- [DATA FOR PROCESSING]:
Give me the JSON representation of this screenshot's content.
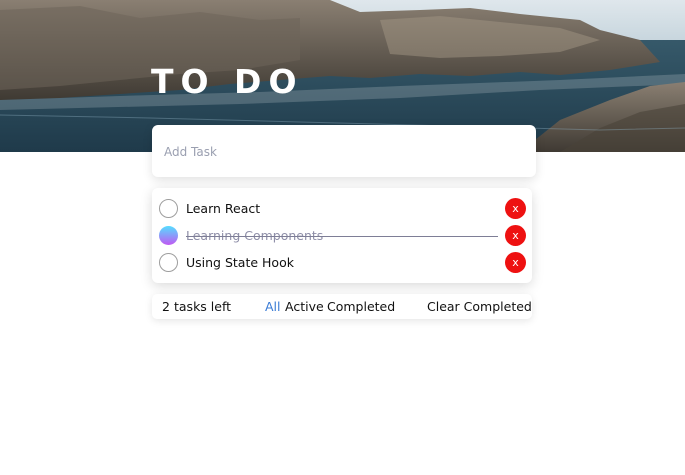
{
  "app": {
    "title": "TO DO"
  },
  "add_task": {
    "placeholder": "Add Task",
    "value": ""
  },
  "tasks": [
    {
      "label": "Learn React",
      "completed": false,
      "delete_label": "x"
    },
    {
      "label": "Learning Components",
      "completed": true,
      "delete_label": "x"
    },
    {
      "label": "Using State Hook",
      "completed": false,
      "delete_label": "x"
    }
  ],
  "footer": {
    "count": "2",
    "count_suffix": "tasks left",
    "filters": [
      "All",
      "Active",
      "Completed"
    ],
    "active_filter": "All",
    "clear_label": "Clear Completed"
  },
  "colors": {
    "accent": "#3a7bd5",
    "delete": "#ee1111",
    "check_gradient_start": "#55ddff",
    "check_gradient_end": "#c058f3"
  }
}
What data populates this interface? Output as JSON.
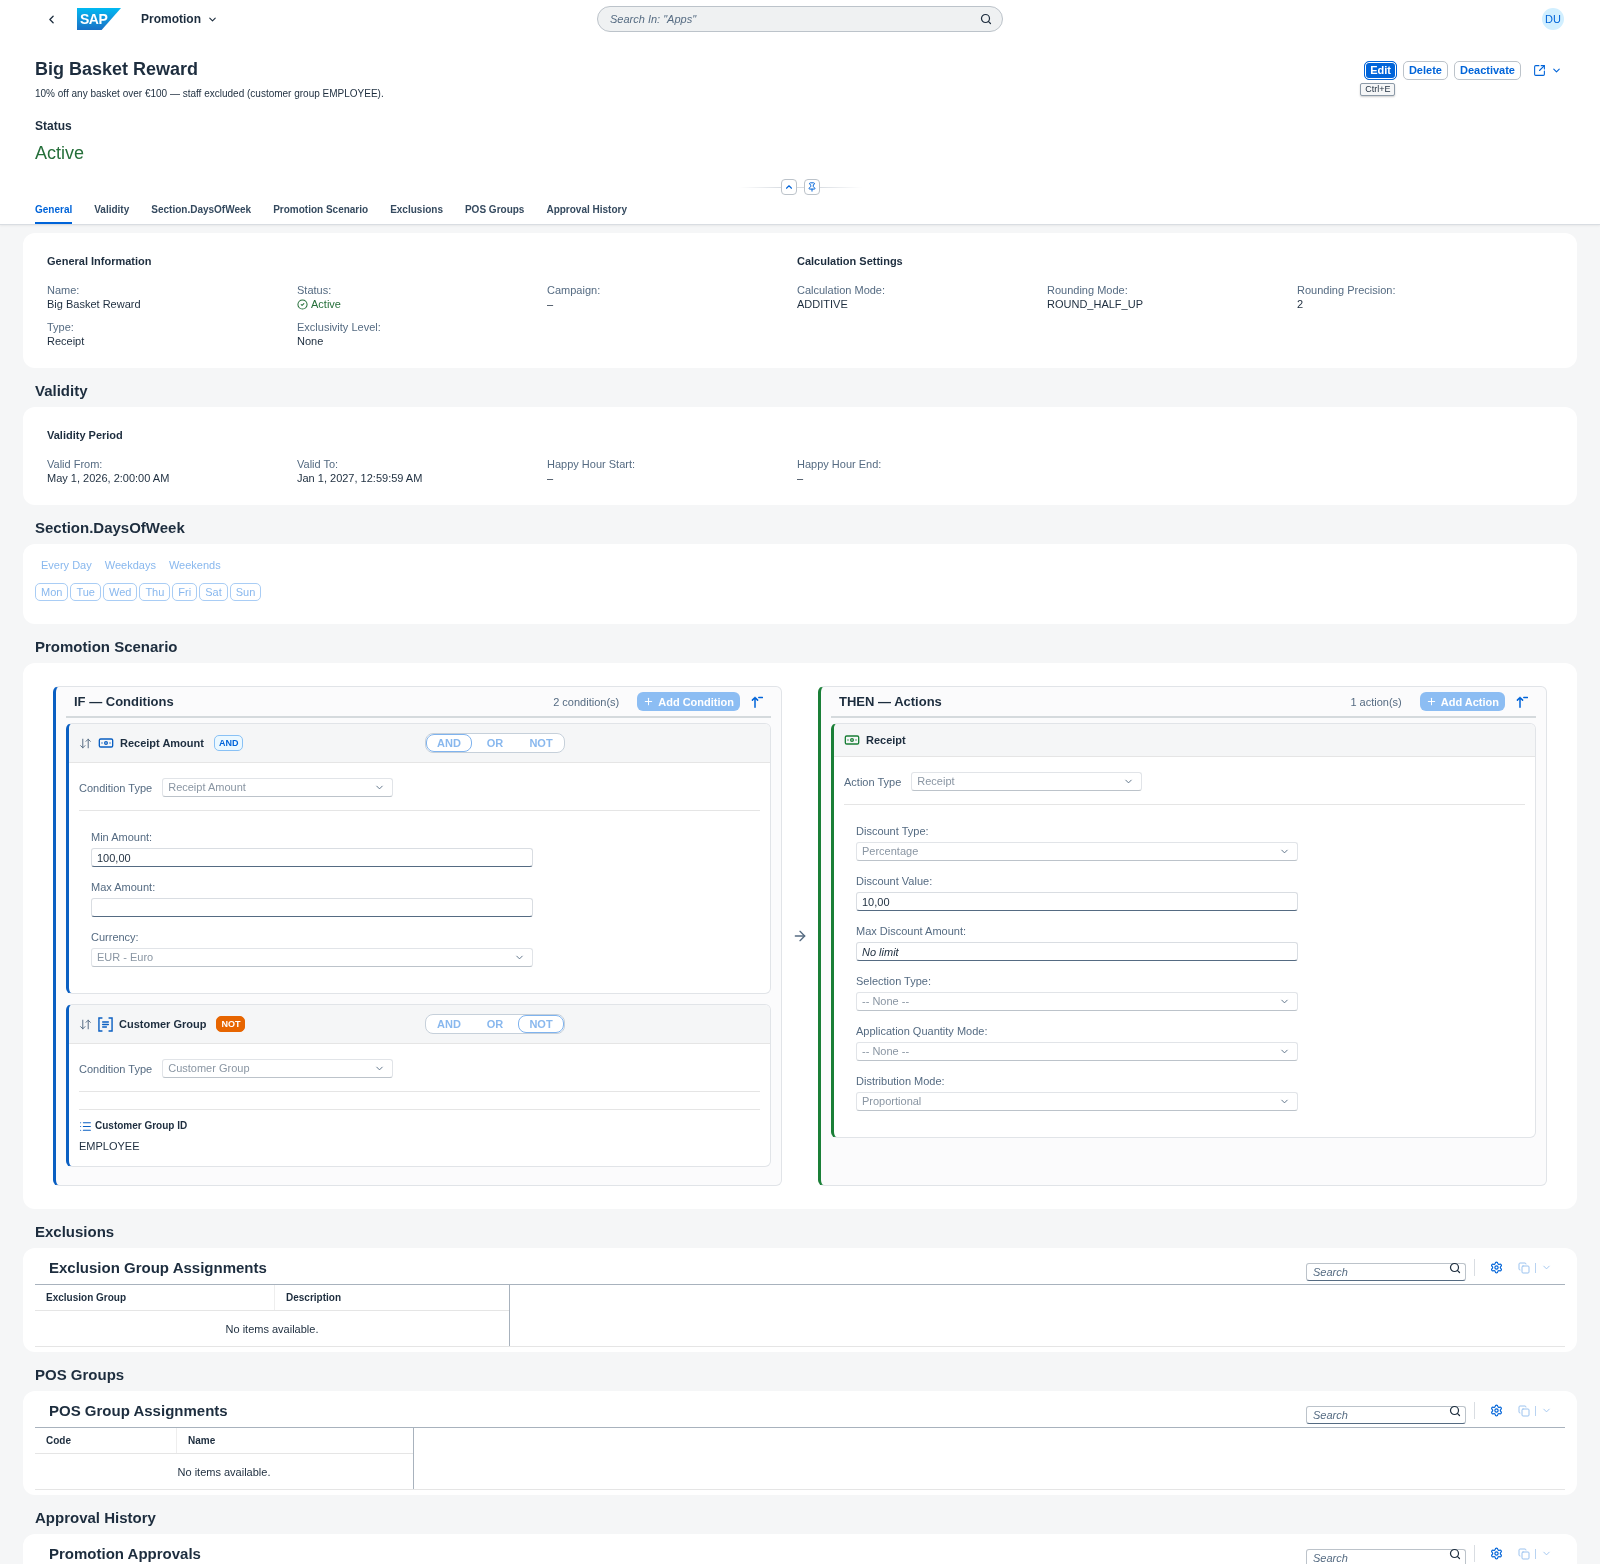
{
  "shell": {
    "logo": "SAP",
    "app_title": "Promotion",
    "search": {
      "placeholder": "Search In: \"Apps\""
    },
    "avatar": "DU"
  },
  "header": {
    "title": "Big Basket Reward",
    "subtitle": "10% off any basket over €100 — staff excluded (customer group EMPLOYEE).",
    "actions": [
      {
        "label": "Edit",
        "kind": "emphasized"
      },
      {
        "label": "Delete",
        "kind": "default"
      },
      {
        "label": "Deactivate",
        "kind": "default"
      }
    ],
    "shortcut_hint": "Ctrl+E",
    "status_label": "Status",
    "status_value": "Active"
  },
  "tabs": [
    {
      "label": "General",
      "selected": true
    },
    {
      "label": "Validity",
      "selected": false
    },
    {
      "label": "Section.DaysOfWeek",
      "selected": false
    },
    {
      "label": "Promotion Scenario",
      "selected": false
    },
    {
      "label": "Exclusions",
      "selected": false
    },
    {
      "label": "POS Groups",
      "selected": false
    },
    {
      "label": "Approval History",
      "selected": false
    }
  ],
  "sections": [
    {
      "kind": "fields",
      "groups": [
        {
          "title": "General Information",
          "fields": [
            {
              "kind": "text",
              "label": "Name:",
              "value": "Big Basket Reward"
            },
            {
              "kind": "status",
              "label": "Status:",
              "value": "Active"
            },
            {
              "kind": "text",
              "label": "Campaign:",
              "value": "–"
            },
            {
              "kind": "text",
              "label": "Type:",
              "value": "Receipt"
            },
            {
              "kind": "text",
              "label": "Exclusivity Level:",
              "value": "None"
            }
          ]
        },
        {
          "title": "Calculation Settings",
          "fields": [
            {
              "kind": "text",
              "label": "Calculation Mode:",
              "value": "ADDITIVE"
            },
            {
              "kind": "text",
              "label": "Rounding Mode:",
              "value": "ROUND_HALF_UP"
            },
            {
              "kind": "text",
              "label": "Rounding Precision:",
              "value": "2"
            }
          ]
        }
      ]
    },
    {
      "kind": "fields",
      "heading": "Validity",
      "groups": [
        {
          "title": "Validity Period",
          "fields": [
            {
              "kind": "text",
              "label": "Valid From:",
              "value": "May 1, 2026, 2:00:00 AM"
            },
            {
              "kind": "text",
              "label": "Valid To:",
              "value": "Jan 1, 2027, 12:59:59 AM"
            },
            {
              "kind": "text",
              "label": "Happy Hour Start:",
              "value": "–"
            },
            {
              "kind": "text",
              "label": "Happy Hour End:",
              "value": "–"
            }
          ]
        }
      ]
    },
    {
      "kind": "days",
      "heading": "Section.DaysOfWeek",
      "presets": [
        "Every Day",
        "Weekdays",
        "Weekends"
      ],
      "days": [
        {
          "label": "Mon",
          "selected": false
        },
        {
          "label": "Tue",
          "selected": false
        },
        {
          "label": "Wed",
          "selected": false
        },
        {
          "label": "Thu",
          "selected": false
        },
        {
          "label": "Fri",
          "selected": false
        },
        {
          "label": "Sat",
          "selected": false
        },
        {
          "label": "Sun",
          "selected": false
        }
      ]
    },
    {
      "kind": "scenario",
      "heading": "Promotion Scenario",
      "conditions": {
        "title": "IF — Conditions",
        "count": "2 condition(s)",
        "add_label": "Add Condition",
        "items": [
          {
            "kind": "amount",
            "title": "Receipt Amount",
            "badge": {
              "kind": "and",
              "label": "AND"
            },
            "operators": [
              {
                "label": "AND",
                "selected": true
              },
              {
                "label": "OR",
                "selected": false
              },
              {
                "label": "NOT",
                "selected": false
              }
            ],
            "type": {
              "label": "Condition Type",
              "value": "Receipt Amount",
              "disabled": true
            },
            "fields": [
              {
                "kind": "input",
                "label": "Min Amount:",
                "value": "100,00"
              },
              {
                "kind": "input",
                "label": "Max Amount:"
              },
              {
                "kind": "select",
                "label": "Currency:",
                "value": "EUR - Euro",
                "disabled": true
              }
            ]
          },
          {
            "kind": "group",
            "title": "Customer Group",
            "badge": {
              "kind": "not",
              "label": "NOT"
            },
            "operators": [
              {
                "label": "AND",
                "selected": false
              },
              {
                "label": "OR",
                "selected": false
              },
              {
                "label": "NOT",
                "selected": true
              }
            ],
            "type": {
              "label": "Condition Type",
              "value": "Customer Group",
              "disabled": true
            },
            "detail": {
              "label": "Customer Group ID",
              "value": "EMPLOYEE"
            }
          }
        ]
      },
      "actions": {
        "title": "THEN — Actions",
        "count": "1 action(s)",
        "add_label": "Add Action",
        "items": [
          {
            "kind": "receipt",
            "title": "Receipt",
            "type": {
              "label": "Action Type",
              "value": "Receipt",
              "disabled": true
            },
            "fields": [
              {
                "kind": "select",
                "label": "Discount Type:",
                "value": "Percentage",
                "disabled": true
              },
              {
                "kind": "input",
                "label": "Discount Value:",
                "value": "10,00"
              },
              {
                "kind": "input",
                "label": "Max Discount Amount:",
                "placeholder": "No limit"
              },
              {
                "kind": "select",
                "label": "Selection Type:",
                "value": "-- None --",
                "disabled": true
              },
              {
                "kind": "select",
                "label": "Application Quantity Mode:",
                "value": "-- None --",
                "disabled": true
              },
              {
                "kind": "select",
                "label": "Distribution Mode:",
                "value": "Proportional",
                "disabled": true
              }
            ]
          }
        ]
      }
    },
    {
      "kind": "table",
      "heading": "Exclusions",
      "title": "Exclusion Group Assignments",
      "search_placeholder": "Search",
      "columns": [
        "Exclusion Group",
        "Description"
      ],
      "empty_text": "No items available."
    },
    {
      "kind": "table",
      "heading": "POS Groups",
      "title": "POS Group Assignments",
      "search_placeholder": "Search",
      "columns": [
        "Code",
        "Name"
      ],
      "empty_text": "No items available."
    },
    {
      "kind": "table",
      "heading": "Approval History",
      "title": "Promotion Approvals",
      "search_placeholder": "Search"
    }
  ]
}
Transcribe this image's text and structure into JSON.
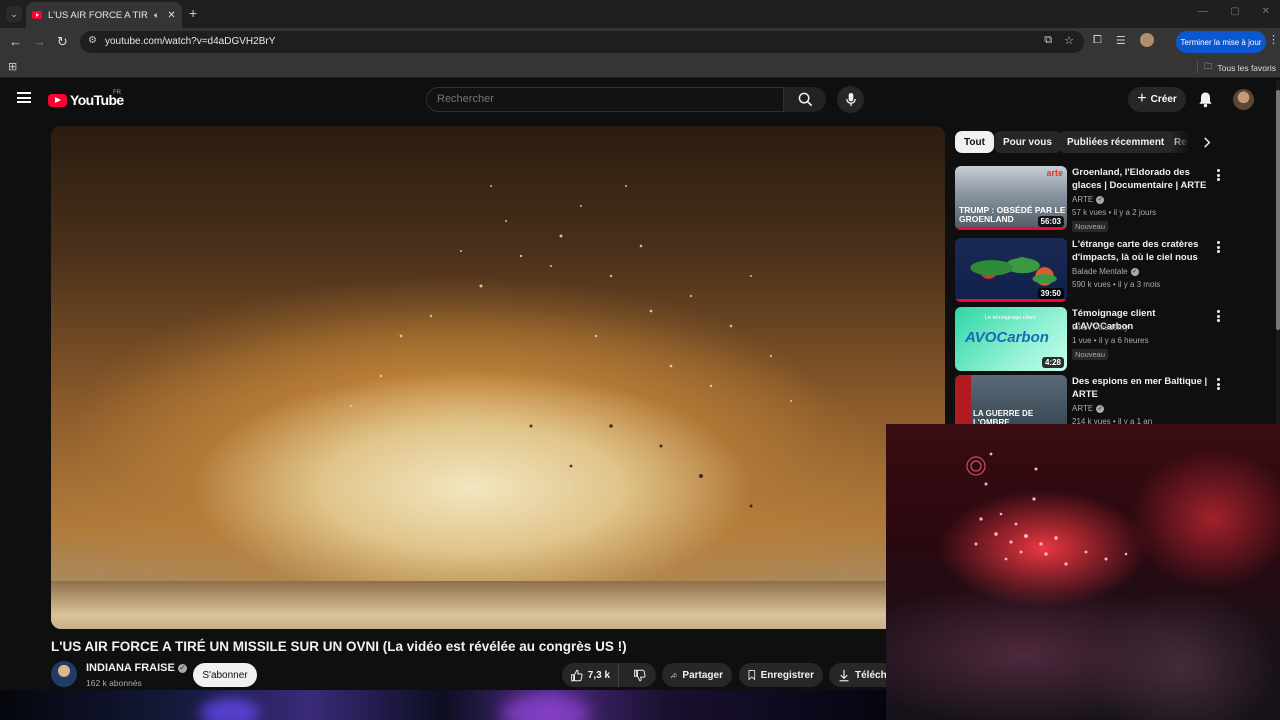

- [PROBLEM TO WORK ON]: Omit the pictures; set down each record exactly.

- [TASK SOLUTION]:
Give me the JSON representation of this screenshot's content.
{
  "app": {
    "title": "TO DO"
  },
  "add_task": {
    "placeholder": "Add Task",
    "value": ""
  },
  "tasks": [
    {
      "label": "Learn React",
      "completed": false,
      "delete_label": "x"
    },
    {
      "label": "Learning Components",
      "completed": true,
      "delete_label": "x"
    },
    {
      "label": "Using State Hook",
      "completed": false,
      "delete_label": "x"
    }
  ],
  "footer": {
    "count": "2",
    "count_suffix": "tasks left",
    "filters": [
      "All",
      "Active",
      "Completed"
    ],
    "active_filter": "All",
    "clear_label": "Clear Completed"
  },
  "colors": {
    "accent": "#3a7bd5",
    "delete": "#ee1111",
    "check_gradient_start": "#55ddff",
    "check_gradient_end": "#c058f3"
  }
}
What data populates this interface? Output as JSON.
{
  "shell": {
    "logo": "SAP",
    "app_title": "Promotion",
    "search": {
      "placeholder": "Search In: \"Apps\""
    },
    "avatar": "DU"
  },
  "header": {
    "title": "Big Basket Reward",
    "subtitle": "10% off any basket over €100 — staff excluded (customer group EMPLOYEE).",
    "actions": [
      {
        "label": "Edit",
        "kind": "emphasized"
      },
      {
        "label": "Delete",
        "kind": "default"
      },
      {
        "label": "Deactivate",
        "kind": "default"
      }
    ],
    "shortcut_hint": "Ctrl+E",
    "status_label": "Status",
    "status_value": "Active"
  },
  "tabs": [
    {
      "label": "General",
      "selected": true
    },
    {
      "label": "Validity",
      "selected": false
    },
    {
      "label": "Section.DaysOfWeek",
      "selected": false
    },
    {
      "label": "Promotion Scenario",
      "selected": false
    },
    {
      "label": "Exclusions",
      "selected": false
    },
    {
      "label": "POS Groups",
      "selected": false
    },
    {
      "label": "Approval History",
      "selected": false
    }
  ],
  "sections": [
    {
      "kind": "fields",
      "groups": [
        {
          "title": "General Information",
          "fields": [
            {
              "kind": "text",
              "label": "Name:",
              "value": "Big Basket Reward"
            },
            {
              "kind": "status",
              "label": "Status:",
              "value": "Active"
            },
            {
              "kind": "text",
              "label": "Campaign:",
              "value": "–"
            },
            {
              "kind": "text",
              "label": "Type:",
              "value": "Receipt"
            },
            {
              "kind": "text",
              "label": "Exclusivity Level:",
              "value": "None"
            }
          ]
        },
        {
          "title": "Calculation Settings",
          "fields": [
            {
              "kind": "text",
              "label": "Calculation Mode:",
              "value": "ADDITIVE"
            },
            {
              "kind": "text",
              "label": "Rounding Mode:",
              "value": "ROUND_HALF_UP"
            },
            {
              "kind": "text",
              "label": "Rounding Precision:",
              "value": "2"
            }
          ]
        }
      ]
    },
    {
      "kind": "fields",
      "heading": "Validity",
      "groups": [
        {
          "title": "Validity Period",
          "fields": [
            {
              "kind": "text",
              "label": "Valid From:",
              "value": "May 1, 2026, 2:00:00 AM"
            },
            {
              "kind": "text",
              "label": "Valid To:",
              "value": "Jan 1, 2027, 12:59:59 AM"
            },
            {
              "kind": "text",
              "label": "Happy Hour Start:",
              "value": "–"
            },
            {
              "kind": "text",
              "label": "Happy Hour End:",
              "value": "–"
            }
          ]
        }
      ]
    },
    {
      "kind": "days",
      "heading": "Section.DaysOfWeek",
      "presets": [
        "Every Day",
        "Weekdays",
        "Weekends"
      ],
      "days": [
        {
          "label": "Mon",
          "selected": false
        },
        {
          "label": "Tue",
          "selected": false
        },
        {
          "label": "Wed",
          "selected": false
        },
        {
          "label": "Thu",
          "selected": false
        },
        {
          "label": "Fri",
          "selected": false
        },
        {
          "label": "Sat",
          "selected": false
        },
        {
          "label": "Sun",
          "selected": false
        }
      ]
    },
    {
      "kind": "scenario",
      "heading": "Promotion Scenario",
      "conditions": {
        "title": "IF — Conditions",
        "count": "2 condition(s)",
        "add_label": "Add Condition",
        "items": [
          {
            "kind": "amount",
            "title": "Receipt Amount",
            "badge": {
              "kind": "and",
              "label": "AND"
            },
            "operators": [
              {
                "label": "AND",
                "selected": true
              },
              {
                "label": "OR",
                "selected": false
              },
              {
                "label": "NOT",
                "selected": false
              }
            ],
            "type": {
              "label": "Condition Type",
              "value": "Receipt Amount",
              "disabled": true
            },
            "fields": [
              {
                "kind": "input",
                "label": "Min Amount:",
                "value": "100,00"
              },
              {
                "kind": "input",
                "label": "Max Amount:"
              },
              {
                "kind": "select",
                "label": "Currency:",
                "value": "EUR - Euro",
                "disabled": true
              }
            ]
          },
          {
            "kind": "group",
            "title": "Customer Group",
            "badge": {
              "kind": "not",
              "label": "NOT"
            },
            "operators": [
              {
                "label": "AND",
                "selected": false
              },
              {
                "label": "OR",
                "selected": false
              },
              {
                "label": "NOT",
                "selected": true
              }
            ],
            "type": {
              "label": "Condition Type",
              "value": "Customer Group",
              "disabled": true
            },
            "detail": {
              "label": "Customer Group ID",
              "value": "EMPLOYEE"
            }
          }
        ]
      },
      "actions": {
        "title": "THEN — Actions",
        "count": "1 action(s)",
        "add_label": "Add Action",
        "items": [
          {
            "kind": "receipt",
            "title": "Receipt",
            "type": {
              "label": "Action Type",
              "value": "Receipt",
              "disabled": true
            },
            "fields": [
              {
                "kind": "select",
                "label": "Discount Type:",
                "value": "Percentage",
                "disabled": true
              },
              {
                "kind": "input",
                "label": "Discount Value:",
                "value": "10,00"
              },
              {
                "kind": "input",
                "label": "Max Discount Amount:",
                "placeholder": "No limit"
              },
              {
                "kind": "select",
                "label": "Selection Type:",
                "value": "-- None --",
                "disabled": true
              },
              {
                "kind": "select",
                "label": "Application Quantity Mode:",
                "value": "-- None --",
                "disabled": true
              },
              {
                "kind": "select",
                "label": "Distribution Mode:",
                "value": "Proportional",
                "disabled": true
              }
            ]
          }
        ]
      }
    },
    {
      "kind": "table",
      "heading": "Exclusions",
      "title": "Exclusion Group Assignments",
      "search_placeholder": "Search",
      "columns": [
        "Exclusion Group",
        "Description"
      ],
      "empty_text": "No items available."
    },
    {
      "kind": "table",
      "heading": "POS Groups",
      "title": "POS Group Assignments",
      "search_placeholder": "Search",
      "columns": [
        "Code",
        "Name"
      ],
      "empty_text": "No items available."
    },
    {
      "kind": "table",
      "heading": "Approval History",
      "title": "Promotion Approvals",
      "search_placeholder": "Search"
    }
  ]
}
Transcribe this image's text and structure into JSON.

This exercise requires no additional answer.